I think you're invoking the wrong paradigm. There's a current argument (which I understand, but given the alternatives don't support) that Roe v. Wade (while possibly correct) was nonetheless a mistake because, by judicially enacting national policy on a divisive social issue, it unleashed the culture war we're still being subjected to by the GOP and their further right fellow travelers. Those making that argument assert that following the legislative path to legalization would have been less stressful (other than, of course, for the women denied abortions while the theoretical legislative processes proceeded).
In contrast, Brown seems to be almost universally respected today as an example of the Court acting properly (vis the lip service paid it by Republican Supreme Court nominees in their confirmation hearings). Roe, however, is more widely perceived by its opponents as a life and death issue - and I think you're also saying that it's hard to imagine opponents finding a life and death component in the same sex marriage debate. Unfortunately, they continue to surprise me.

Michael C. Dorf said...

t jones: The rapid shift in public opinion on SSM suggests to me that there's also very little chance of a backlash like the one that met Roe. In other words, the ruling would come to be taken for granted within a relatively short time.

Of course, I could be wrong . . . .

Joe said...

Per egarber's comment, there have been cases that violated "rational basis" but in effect (as O'Connor recognized in Lawrence) it was in practice stricter since certain minorities were being targeted.

The Obama Administration prefers heightened scrutiny but noted that this "rational basis with teeth" sort of review also would be violated. Note that Lawrence v. Texas suggested even rational basis was not met in that case. Romer v. Evans also.

Cristiero Rola said...
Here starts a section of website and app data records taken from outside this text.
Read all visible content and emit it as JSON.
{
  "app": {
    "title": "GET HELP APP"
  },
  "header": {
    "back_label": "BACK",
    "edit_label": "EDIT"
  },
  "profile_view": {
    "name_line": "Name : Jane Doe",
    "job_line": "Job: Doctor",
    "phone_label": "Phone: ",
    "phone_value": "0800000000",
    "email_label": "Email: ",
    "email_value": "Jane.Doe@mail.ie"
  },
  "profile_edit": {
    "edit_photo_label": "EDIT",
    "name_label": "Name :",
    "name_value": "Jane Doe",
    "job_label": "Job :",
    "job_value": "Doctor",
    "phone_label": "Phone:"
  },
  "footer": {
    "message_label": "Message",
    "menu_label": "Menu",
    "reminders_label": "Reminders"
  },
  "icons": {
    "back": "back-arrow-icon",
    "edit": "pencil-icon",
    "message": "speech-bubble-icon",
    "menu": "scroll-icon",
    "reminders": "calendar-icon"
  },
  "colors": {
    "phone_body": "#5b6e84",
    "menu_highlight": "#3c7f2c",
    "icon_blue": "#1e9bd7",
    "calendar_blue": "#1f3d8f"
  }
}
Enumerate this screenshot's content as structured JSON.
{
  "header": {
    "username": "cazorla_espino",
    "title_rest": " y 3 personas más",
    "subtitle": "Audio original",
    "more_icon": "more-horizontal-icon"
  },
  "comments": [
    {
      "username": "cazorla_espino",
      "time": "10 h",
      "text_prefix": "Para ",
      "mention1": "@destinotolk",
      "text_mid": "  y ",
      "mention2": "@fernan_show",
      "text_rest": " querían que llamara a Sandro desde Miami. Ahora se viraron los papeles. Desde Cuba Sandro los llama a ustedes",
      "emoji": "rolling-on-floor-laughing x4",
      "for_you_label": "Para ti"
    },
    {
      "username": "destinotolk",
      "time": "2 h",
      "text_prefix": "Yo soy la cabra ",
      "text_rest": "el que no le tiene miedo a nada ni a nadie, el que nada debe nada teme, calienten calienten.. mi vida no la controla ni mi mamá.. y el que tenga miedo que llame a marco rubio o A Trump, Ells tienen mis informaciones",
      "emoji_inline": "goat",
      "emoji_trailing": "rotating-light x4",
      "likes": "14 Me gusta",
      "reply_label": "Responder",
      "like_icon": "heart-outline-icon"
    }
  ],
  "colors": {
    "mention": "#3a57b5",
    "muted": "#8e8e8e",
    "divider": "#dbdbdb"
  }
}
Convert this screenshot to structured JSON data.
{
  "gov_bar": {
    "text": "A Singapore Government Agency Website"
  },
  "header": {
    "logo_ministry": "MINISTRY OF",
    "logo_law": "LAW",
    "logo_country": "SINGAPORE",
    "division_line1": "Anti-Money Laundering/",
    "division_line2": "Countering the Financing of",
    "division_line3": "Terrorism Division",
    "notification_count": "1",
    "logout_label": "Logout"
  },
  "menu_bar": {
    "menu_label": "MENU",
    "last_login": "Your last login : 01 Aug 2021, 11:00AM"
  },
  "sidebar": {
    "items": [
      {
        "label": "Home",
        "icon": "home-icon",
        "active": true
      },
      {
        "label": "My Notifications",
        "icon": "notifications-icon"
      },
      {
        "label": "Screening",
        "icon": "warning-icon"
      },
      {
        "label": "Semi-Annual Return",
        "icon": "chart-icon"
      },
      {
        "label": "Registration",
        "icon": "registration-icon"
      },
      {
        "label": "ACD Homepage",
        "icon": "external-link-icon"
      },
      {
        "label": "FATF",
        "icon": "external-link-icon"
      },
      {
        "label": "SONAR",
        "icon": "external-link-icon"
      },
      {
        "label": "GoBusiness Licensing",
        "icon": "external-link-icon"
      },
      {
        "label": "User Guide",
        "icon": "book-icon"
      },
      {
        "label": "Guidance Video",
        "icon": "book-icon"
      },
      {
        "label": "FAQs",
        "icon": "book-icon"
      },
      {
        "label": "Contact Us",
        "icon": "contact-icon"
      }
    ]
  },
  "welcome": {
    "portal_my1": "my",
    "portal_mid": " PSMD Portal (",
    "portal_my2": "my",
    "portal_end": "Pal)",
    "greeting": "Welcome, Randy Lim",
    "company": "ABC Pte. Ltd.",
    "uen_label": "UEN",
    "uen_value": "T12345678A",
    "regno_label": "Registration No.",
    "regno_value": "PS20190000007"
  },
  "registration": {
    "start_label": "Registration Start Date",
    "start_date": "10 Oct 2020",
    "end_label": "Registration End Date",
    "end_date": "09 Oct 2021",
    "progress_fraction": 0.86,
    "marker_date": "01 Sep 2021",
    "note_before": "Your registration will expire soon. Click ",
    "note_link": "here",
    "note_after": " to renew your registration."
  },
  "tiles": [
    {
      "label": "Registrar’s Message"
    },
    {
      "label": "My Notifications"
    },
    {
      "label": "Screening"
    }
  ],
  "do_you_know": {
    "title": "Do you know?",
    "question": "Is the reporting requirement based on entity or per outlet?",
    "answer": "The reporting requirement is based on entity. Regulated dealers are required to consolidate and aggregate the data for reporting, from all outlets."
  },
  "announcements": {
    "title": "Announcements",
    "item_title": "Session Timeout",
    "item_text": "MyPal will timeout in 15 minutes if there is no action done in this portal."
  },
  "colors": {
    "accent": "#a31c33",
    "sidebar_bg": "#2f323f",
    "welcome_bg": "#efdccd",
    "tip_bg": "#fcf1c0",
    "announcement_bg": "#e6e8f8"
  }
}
To be sure, legal recognition of same-sex marriage sometimes has implications for the public fisc (as the inheritance issue in the Windsor case now before the SCOTUS illustrates), but for the most part the issue is straightforward--a matter of formal equality. Saying that there is (or is not) a right to same-sex marriage looks like it fits right in the Court's wheelhouse.
www.joyrs.com windows 7 professional product key www.rs2fun.com

Paul.K said...

Opposition to SSM is becoming a regional phenomenon and, given the demographic trends, will lack political salience everywhere in a generation or less. It's nearly impossible to imagine anything resembling the "massive resistance" that met Brown v. Board arising to challenge a SCOTUS ruling finding a broad right to SSM.Cheapest Runescape Gold | billig World of Warcraft Gold

Qiong Zhang said...

Lovely picture with an incredible prospect, I am just thus happy for you Tamu. I have not gone to cosplay costumes Gabon, nevertheless its my goal to check out every land within my mother and father homeland in Some years of age time Our god inclined. The very next time have a look at Eastern side Africa via South africa to be able to Somaliland.

Cicy said...

but isn't there an obvious third explanation for his position and many other like-minded people, besides Sager-style under-enforcement or Bickel-style passive-virtues? cheap fut coins
lol boosting
fifa 14 ultimate team coins
Namely, in the style of Stewart in Griswold and Thomas in Lawrence, Portman might just think that not all unwise laws are unconstitutional laws.